The macro operating environment for power companies has changed dramatically in recent years. Renewable energy is increasingly competitive with fossil fuels. Distributed energy (behind-the-meter resources) is unending the economics of the grid. Climate change is presenting new threats to power systems and their regulatory models. Further, companies that outsource supply management face billing surprises through third parties. The standard rate-making regime, with a predictable tariff structure, is being asked to integrate new performance-based metrics into utility revenue models. Examples include standards or metrics for energy efficiency, customer engagement, and sustainability.
Public Power Impact
While Public Power may be somewhat insulated, given its non-profit structure, both Generation & Transmission and Distribution companies are still subject to internal and external changes and threats. This is true for those who take an active or passive risk approach to supply management and for those who manage risks internally or outsource externally. Most importantly, opting for third-party load management doesn’t assure sound risk management by the selected vendors because settlement data is not made available. Significantly, all this is happening against a backdrop of stagnating electricity demand and during a period of weak commodity prices.
Risk Exposures/Impacts by Category
- Customer Opt-Outs create demand volatility Customer “opting out” can change the public power load profile (either energy or peak load). Risk Managers may increase financial reserves to handle opt-out customers. Risk Managers may adjust risk exposure of open positions (both physical and hedge) to compensate for opt-out customers. Further, marketers and other utilities put pressure on rates for key customers. Not to exceed pricing changes terms and conditions for third party suppliers and the types of price hedges offered in the market. Rather than change rates, public power groups may wish to alter procurement strategies to maintain their competitive rate structure.
- Market Risk Given new supplies from distributed and renewable resources, there is uncertainty of financial performance due to variable market prices and price relationships (basis risk from different sources). Requires regular management review, approved procurement strategies, and sound limit structures are required to manage these risks.
- Regulatory Risk Legislative/Regulatory proceedings and directives impact the operating environment. Renewable portfolio standards, distributed resource requirements and storage incentives have triggered different portfolio mixes over time.
- Volumetric Risk Both supply and demand volume fluctuations require different portfolio tools. Operating reserve increases to manage variable resources may be required, but embedded within third party contracting. Risk managers may need to quantify variability in procurement timing and costs in supplier negotiations. We have found that customers are adopting/modifying formal procurement strategy, monitoring trends in customer onsite generation (distributed energy resources), assessing impacts of economic shifts, and adjusting for changes in customer volume/composition.
- Model Risk Several customers have developed and re-trained advanced forecast models to account for surprises in energy and capacity. Testing and improving forecast errors have become more complex with demand and supply delivery risks.
- Operational Risk Uncertainties in the macro environment have led to surprises in operations including human resources, technical resources, systems, and/or operating procedures. This is a big impact to insurance and oversight by third party insurance carriers.

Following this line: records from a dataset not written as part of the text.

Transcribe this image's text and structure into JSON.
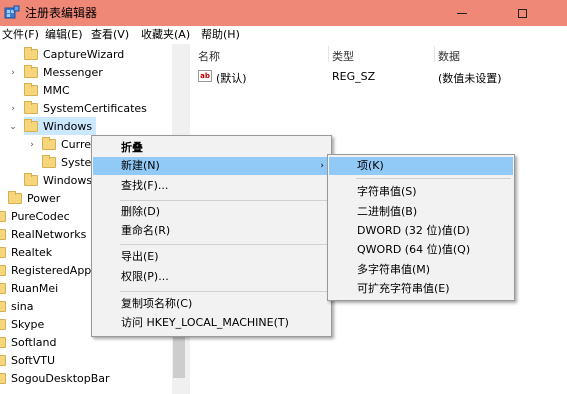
{
  "window": {
    "title": "注册表编辑器",
    "colors": {
      "titlebar": "#f08878",
      "highlight": "#91c9f7",
      "folder": "#f6d67d"
    }
  },
  "menubar": {
    "items": [
      "文件(F)",
      "编辑(E)",
      "查看(V)",
      "收藏夹(A)",
      "帮助(H)"
    ]
  },
  "tree": {
    "rows": [
      {
        "label": "CaptureWizard"
      },
      {
        "label": "Messenger"
      },
      {
        "label": "MMC"
      },
      {
        "label": "SystemCertificates"
      },
      {
        "label": "Windows"
      },
      {
        "label": "Curre"
      },
      {
        "label": "Syster"
      },
      {
        "label": "Windows"
      },
      {
        "label": "Power"
      },
      {
        "label": "PureCodec"
      },
      {
        "label": "RealNetworks"
      },
      {
        "label": "Realtek"
      },
      {
        "label": "RegisteredAppl"
      },
      {
        "label": "RuanMei"
      },
      {
        "label": "sina"
      },
      {
        "label": "Skype"
      },
      {
        "label": "Softland"
      },
      {
        "label": "SoftVTU"
      },
      {
        "label": "SogouDesktopBar"
      }
    ]
  },
  "values_pane": {
    "columns": [
      "名称",
      "类型",
      "数据"
    ],
    "rows": [
      {
        "name": "(默认)",
        "type": "REG_SZ",
        "data": "(数值未设置)",
        "icon": "ab-string-icon"
      }
    ]
  },
  "context_menu": {
    "items": [
      "折叠",
      "新建(N)",
      "查找(F)...",
      "删除(D)",
      "重命名(R)",
      "导出(E)",
      "权限(P)...",
      "复制项名称(C)",
      "访问 HKEY_LOCAL_MACHINE(T)"
    ]
  },
  "submenu": {
    "items": [
      "项(K)",
      "字符串值(S)",
      "二进制值(B)",
      "DWORD (32 位)值(D)",
      "QWORD (64 位)值(Q)",
      "多字符串值(M)",
      "可扩充字符串值(E)"
    ]
  }
}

- Counterparty Credit Risk Suppliers have become cost conscious creating potential controls issues. Control counterparty credit risk is usually controlled through strict limit controls established by credit policy, but many public power groups are seeking further information upstream from system, energy and other third parties in the supply chain.
- Risk Measurement Methodology Most public power risk managers are reporting identification, measurement and communication of risk to stakeholders. Risk Managers routinely quantify risks associated with procurement-related business activities and performance relative to goals. Some risk managers have been calculating projected procurement costs on an annual basis at various probabilities and “stress testing” for extreme climate conditions such as hurricanes or wildfires. Most Risk Managers will re-evaluate methodologies on a periodic basis to reflect changing/evolving regulatory regime and competitive landscape.
Managing supply and demand in a rapidly changing environment is much more than a daily system and load-balancing challenge. The old adage, you can’t manage what you don’t measure is more applicable than ever. Whether it’s the competing regulatory dissonance between Federal and State mandates, the necessity of carbon transition, the competition for and retention of customers threatened by new entities (community choice aggregation), or customer demand for higher green content, an active approach both to internal and external management of power distribution requires constant vigilance.